**Assignment:**
Reprint every entry, character for character.

■ ■ ■

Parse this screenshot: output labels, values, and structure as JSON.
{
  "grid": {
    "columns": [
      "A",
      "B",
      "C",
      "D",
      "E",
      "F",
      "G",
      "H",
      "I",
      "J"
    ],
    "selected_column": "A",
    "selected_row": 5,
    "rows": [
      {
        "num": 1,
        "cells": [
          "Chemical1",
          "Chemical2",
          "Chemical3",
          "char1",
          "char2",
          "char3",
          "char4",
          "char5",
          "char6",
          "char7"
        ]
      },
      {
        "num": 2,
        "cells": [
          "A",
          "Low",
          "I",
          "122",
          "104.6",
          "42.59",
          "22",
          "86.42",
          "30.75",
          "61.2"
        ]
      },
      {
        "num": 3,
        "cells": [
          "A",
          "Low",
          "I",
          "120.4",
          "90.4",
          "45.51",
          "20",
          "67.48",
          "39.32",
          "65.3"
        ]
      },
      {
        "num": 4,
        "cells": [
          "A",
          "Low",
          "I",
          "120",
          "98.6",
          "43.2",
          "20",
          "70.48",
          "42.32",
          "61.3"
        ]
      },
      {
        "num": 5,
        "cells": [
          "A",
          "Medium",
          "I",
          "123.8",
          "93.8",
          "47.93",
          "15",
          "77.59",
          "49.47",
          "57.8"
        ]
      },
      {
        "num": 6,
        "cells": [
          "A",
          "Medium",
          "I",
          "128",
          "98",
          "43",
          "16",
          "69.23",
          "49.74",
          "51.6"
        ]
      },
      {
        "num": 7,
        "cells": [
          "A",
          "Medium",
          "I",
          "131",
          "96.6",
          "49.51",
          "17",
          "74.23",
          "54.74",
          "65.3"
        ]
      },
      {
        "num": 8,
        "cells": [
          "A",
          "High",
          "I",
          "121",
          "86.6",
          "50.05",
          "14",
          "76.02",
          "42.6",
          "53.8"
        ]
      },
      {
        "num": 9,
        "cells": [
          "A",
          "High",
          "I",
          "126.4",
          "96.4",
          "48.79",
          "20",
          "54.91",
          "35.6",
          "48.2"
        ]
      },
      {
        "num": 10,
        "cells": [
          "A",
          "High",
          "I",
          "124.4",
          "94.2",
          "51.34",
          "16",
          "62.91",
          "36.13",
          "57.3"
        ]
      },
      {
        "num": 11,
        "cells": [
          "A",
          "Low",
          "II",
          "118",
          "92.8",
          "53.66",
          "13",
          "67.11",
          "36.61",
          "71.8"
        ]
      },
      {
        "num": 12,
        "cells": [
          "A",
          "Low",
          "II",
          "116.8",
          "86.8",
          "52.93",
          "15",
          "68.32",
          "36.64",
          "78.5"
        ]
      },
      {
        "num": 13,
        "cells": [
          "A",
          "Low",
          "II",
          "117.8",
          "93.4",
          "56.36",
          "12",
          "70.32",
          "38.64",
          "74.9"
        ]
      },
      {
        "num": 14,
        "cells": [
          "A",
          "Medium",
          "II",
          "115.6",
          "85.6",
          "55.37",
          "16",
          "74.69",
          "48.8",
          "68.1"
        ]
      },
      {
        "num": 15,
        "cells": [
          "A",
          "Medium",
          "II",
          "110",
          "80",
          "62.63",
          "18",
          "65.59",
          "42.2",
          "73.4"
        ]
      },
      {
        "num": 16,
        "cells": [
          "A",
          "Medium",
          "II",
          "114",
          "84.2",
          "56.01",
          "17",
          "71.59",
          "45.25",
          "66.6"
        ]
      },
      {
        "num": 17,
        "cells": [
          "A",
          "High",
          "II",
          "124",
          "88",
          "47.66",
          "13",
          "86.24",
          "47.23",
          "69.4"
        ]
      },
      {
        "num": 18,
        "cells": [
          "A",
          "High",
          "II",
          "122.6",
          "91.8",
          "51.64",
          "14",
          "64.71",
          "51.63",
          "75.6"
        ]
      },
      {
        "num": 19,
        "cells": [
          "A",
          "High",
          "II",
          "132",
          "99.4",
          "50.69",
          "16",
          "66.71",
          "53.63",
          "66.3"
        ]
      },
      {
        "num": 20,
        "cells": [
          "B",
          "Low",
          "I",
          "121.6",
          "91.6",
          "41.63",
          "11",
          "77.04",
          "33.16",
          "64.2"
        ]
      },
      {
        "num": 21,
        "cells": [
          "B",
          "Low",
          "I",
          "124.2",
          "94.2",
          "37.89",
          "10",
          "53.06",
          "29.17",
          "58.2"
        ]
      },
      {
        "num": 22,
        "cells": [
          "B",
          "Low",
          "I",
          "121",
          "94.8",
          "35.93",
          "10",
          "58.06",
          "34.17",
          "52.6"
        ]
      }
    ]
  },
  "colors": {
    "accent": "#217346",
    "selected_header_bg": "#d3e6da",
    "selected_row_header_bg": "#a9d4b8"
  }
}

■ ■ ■

**Problem solution:**
Parse this screenshot: output labels, values, and structure as JSON.
{
  "grid": {
    "columns": [
      "A",
      "B",
      "C",
      "D",
      "E",
      "F",
      "G",
      "H",
      "I",
      "J"
    ],
    "selected_column": "A",
    "selected_row": 5,
    "rows": [
      {
        "num": 1,
        "cells": [
          "Chemical1",
          "Chemical2",
          "Chemical3",
          "char1",
          "char2",
          "char3",
          "char4",
          "char5",
          "char6",
          "char7"
        ]
      },
      {
        "num": 2,
        "cells": [
          "A",
          "Low",
          "I",
          "122",
          "104.6",
          "42.59",
          "22",
          "86.42",
          "30.75",
          "61.2"
        ]
      },
      {
        "num": 3,
        "cells": [
          "A",
          "Low",
          "I",
          "120.4",
          "90.4",
          "45.51",
          "20",
          "67.48",
          "39.32",
          "65.3"
        ]
      },
      {
        "num": 4,
        "cells": [
          "A",
          "Low",
          "I",
          "120",
          "98.6",
          "43.2",
          "20",
          "70.48",
          "42.32",
          "61.3"
        ]
      },
      {
        "num": 5,
        "cells": [
          "A",
          "Medium",
          "I",
          "123.8",
          "93.8",
          "47.93",
          "15",
          "77.59",
          "49.47",
          "57.8"
        ]
      },
      {
        "num": 6,
        "cells": [
          "A",
          "Medium",
          "I",
          "128",
          "98",
          "43",
          "16",
          "69.23",
          "49.74",
          "51.6"
        ]
      },
      {
        "num": 7,
        "cells": [
          "A",
          "Medium",
          "I",
          "131",
          "96.6",
          "49.51",
          "17",
          "74.23",
          "54.74",
          "65.3"
        ]
      },
      {
        "num": 8,
        "cells": [
          "A",
          "High",
          "I",
          "121",
          "86.6",
          "50.05",
          "14",
          "76.02",
          "42.6",
          "53.8"
        ]
      },
      {
        "num": 9,
        "cells": [
          "A",
          "High",
          "I",
          "126.4",
          "96.4",
          "48.79",
          "20",
          "54.91",
          "35.6",
          "48.2"
        ]
      },
      {
        "num": 10,
        "cells": [
          "A",
          "High",
          "I",
          "124.4",
          "94.2",
          "51.34",
          "16",
          "62.91",
          "36.13",
          "57.3"
        ]
      },
      {
        "num": 11,
        "cells": [
          "A",
          "Low",
          "II",
          "118",
          "92.8",
          "53.66",
          "13",
          "67.11",
          "36.61",
          "71.8"
        ]
      },
      {
        "num": 12,
        "cells": [
          "A",
          "Low",
          "II",
          "116.8",
          "86.8",
          "52.93",
          "15",
          "68.32",
          "36.64",
          "78.5"
        ]
      },
      {
        "num": 13,
        "cells": [
          "A",
          "Low",
          "II",
          "117.8",
          "93.4",
          "56.36",
          "12",
          "70.32",
          "38.64",
          "74.9"
        ]
      },
      {
        "num": 14,
        "cells": [
          "A",
          "Medium",
          "II",
          "115.6",
          "85.6",
          "55.37",
          "16",
          "74.69",
          "48.8",
          "68.1"
        ]
      },
      {
        "num": 15,
        "cells": [
          "A",
          "Medium",
          "II",
          "110",
          "80",
          "62.63",
          "18",
          "65.59",
          "42.2",
          "73.4"
        ]
      },
      {
        "num": 16,
        "cells": [
          "A",
          "Medium",
          "II",
          "114",
          "84.2",
          "56.01",
          "17",
          "71.59",
          "45.25",
          "66.6"
        ]
      },
      {
        "num": 17,
        "cells": [
          "A",
          "High",
          "II",
          "124",
          "88",
          "47.66",
          "13",
          "86.24",
          "47.23",
          "69.4"
        ]
      },
      {
        "num": 18,
        "cells": [
          "A",
          "High",
          "II",
          "122.6",
          "91.8",
          "51.64",
          "14",
          "64.71",
          "51.63",
          "75.6"
        ]
      },
      {
        "num": 19,
        "cells": [
          "A",
          "High",
          "II",
          "132",
          "99.4",
          "50.69",
          "16",
          "66.71",
          "53.63",
          "66.3"
        ]
      },
      {
        "num": 20,
        "cells": [
          "B",
          "Low",
          "I",
          "121.6",
          "91.6",
          "41.63",
          "11",
          "77.04",
          "33.16",
          "64.2"
        ]
      },
      {
        "num": 21,
        "cells": [
          "B",
          "Low",
          "I",
          "124.2",
          "94.2",
          "37.89",
          "10",
          "53.06",
          "29.17",
          "58.2"
        ]
      },
      {
        "num": 22,
        "cells": [
          "B",
          "Low",
          "I",
          "121",
          "94.8",
          "35.93",
          "10",
          "58.06",
          "34.17",
          "52.6"
        ]
      }
    ]
  },
  "colors": {
    "accent": "#217346",
    "selected_header_bg": "#d3e6da",
    "selected_row_header_bg": "#a9d4b8"
  }
}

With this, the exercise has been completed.